Wednesday, July 05, 2006

REBECCA - a classic Hitchcock thriller

As part of its programme of rescuing old, withering prints, the British Film Institute has restored and re-issued the classic Hitchcock movie, REBECCA. Based on the best-selling novel by Daphne du Maurier, the movie is a dark psychological thriller, despite its veneer of Cinderella-ish charm. A pathetic young paid-companion is on holiday in Monte Carlo with a snobbish fat American. She meets a charming English aristocrat called Maxim de Winter, who proposes to her and takes her back to his country house, Manderlay, in Cornwall. There, she finds she is unsuited to the duties of lady of the manor and is paranoid that she is constantly being compared to Maxim’s first wife, Rebecca, and being found wanting. The housekeeper, Mrs. Danvers, and Rebecca’s sleazy cousin, Jack Favell, play on this insecurity. Indeed, Favell goes further, accusing Maxim of murdering Rebecca, leading to a court case.
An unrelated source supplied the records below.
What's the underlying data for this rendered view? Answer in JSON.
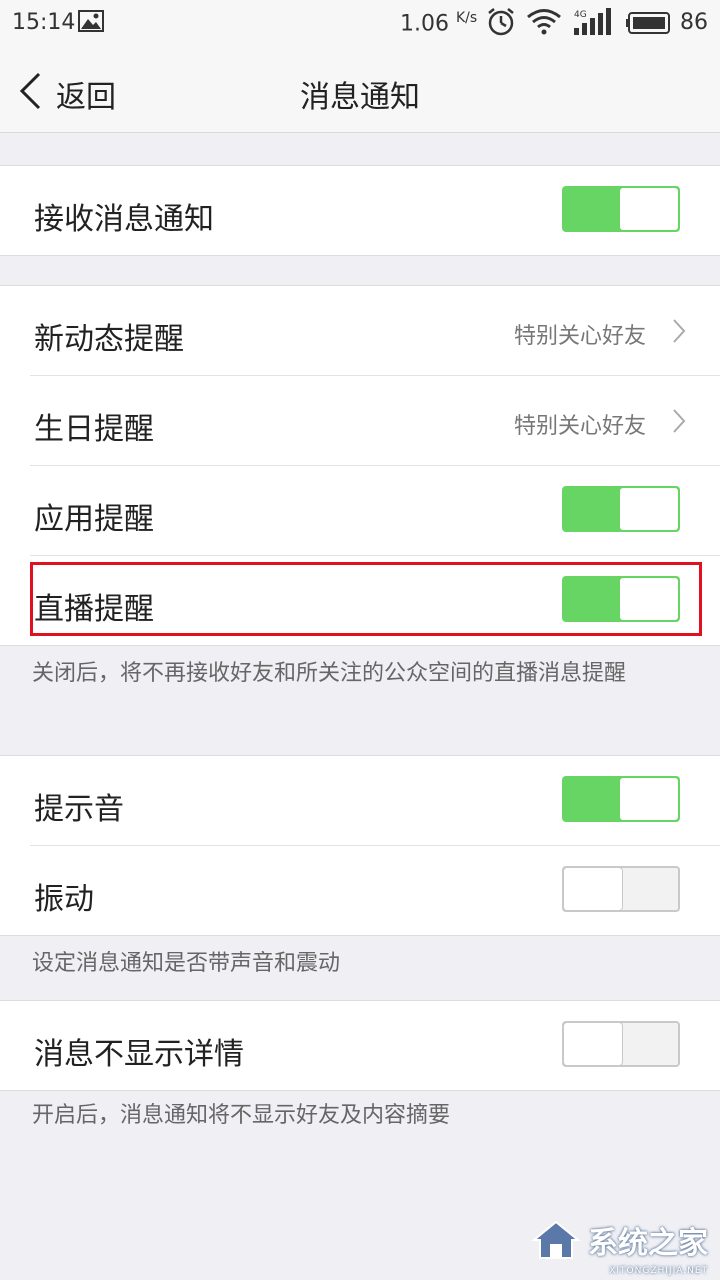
{
  "status_bar": {
    "time": "15:14",
    "speed": "1.06",
    "speed_unit": "K/s",
    "network": "4G",
    "battery": "86"
  },
  "nav": {
    "back_label": "返回",
    "title": "消息通知"
  },
  "groups": {
    "g1": {
      "receive": {
        "label": "接收消息通知",
        "on": true
      }
    },
    "g2": {
      "new_activity": {
        "label": "新动态提醒",
        "value": "特别关心好友"
      },
      "birthday": {
        "label": "生日提醒",
        "value": "特别关心好友"
      },
      "app": {
        "label": "应用提醒",
        "on": true
      },
      "live": {
        "label": "直播提醒",
        "on": true
      },
      "hint": "关闭后，将不再接收好友和所关注的公众空间的直播消息提醒"
    },
    "g3": {
      "sound": {
        "label": "提示音",
        "on": true
      },
      "vibrate": {
        "label": "振动",
        "on": false
      },
      "hint": "设定消息通知是否带声音和震动"
    },
    "g4": {
      "hide_detail": {
        "label": "消息不显示详情",
        "on": false
      },
      "hint": "开启后，消息通知将不显示好友及内容摘要"
    }
  },
  "watermark": {
    "text": "系统之家",
    "sub": "XITONGZHIJIA.NET"
  },
  "colors": {
    "toggle_on": "#66d563",
    "highlight": "#e01020",
    "background": "#efeff4"
  }
}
What works in the transition from book to screen is almost entirely down to Hitchcock. Few know better how to combine cinematography, editing and score to create an atmosphere of brooding tension, paranoia and, finally, evil. However, the movie is also notable for its superlative casting. Joan Fontaine is wonderfully insipid as the unnamed – I hesitate to say “heroine” – of the film. Laurence Olivier is suitably dashing although perhaps not quite dark enough. Judith Anderson gives an iconic performance, in no part thanks to an iconic costume design, as Mrs Danvers. And George Sanders pulls off the fine balance between dandy and threat in his portrayal of Favell. If there is any fault to be found in the film, it is in the two changes in plot from novel to screen. Both serve to increase the gushing-romance-quota. In the novel one feels sympathy for the second Mrs de Winter but never empathy. By contrast, I imagine that a large part of the movie’s success is exactly that women want to empathise with her: they want to become the pillar of support for the dashing Laurence Olivier character. This is a great shame and serves to remind us that Hollywood was imposing formulae on dark material well before plastic teen-horror was invented. However, for all of the studio’s tampering this remains a gripping and superbly executed movie. It is well worth viewing on the big screen.

REBECCA was originally released in 1940 and won a clutch of Oscars. It is currently on re-release in the UK.


  1. You have blogs! The last time I checked I seem to have found none. And yay, movies!

    I had to study this film in English class a year ago. I found the novel a creepy, guilty-pleasure sort of affair that was quite enjoyable. The film made me want to hide away. Quite possibly because the combined efforts of Joan Fontaine in this and Jane Eyre put me off her work - I use the term loosely - forever.

    this remains a gripping and superbly executed movie.

    It has touches of brilliance that I do love. I'll never be able to watch it again, though. I think I engaged with it a little too much.

  2. It is interesting to mention Jane Eyre in the context of a discussion of Rebecca. The narrator of Rebecca is my least favourite heroine in English Literature after Fanny Price.

  3. All Fanny's give female emancipation a bad name. Wasn't it another limpid Fanny who got knocked up Terrence Stamp in Madding Crowd?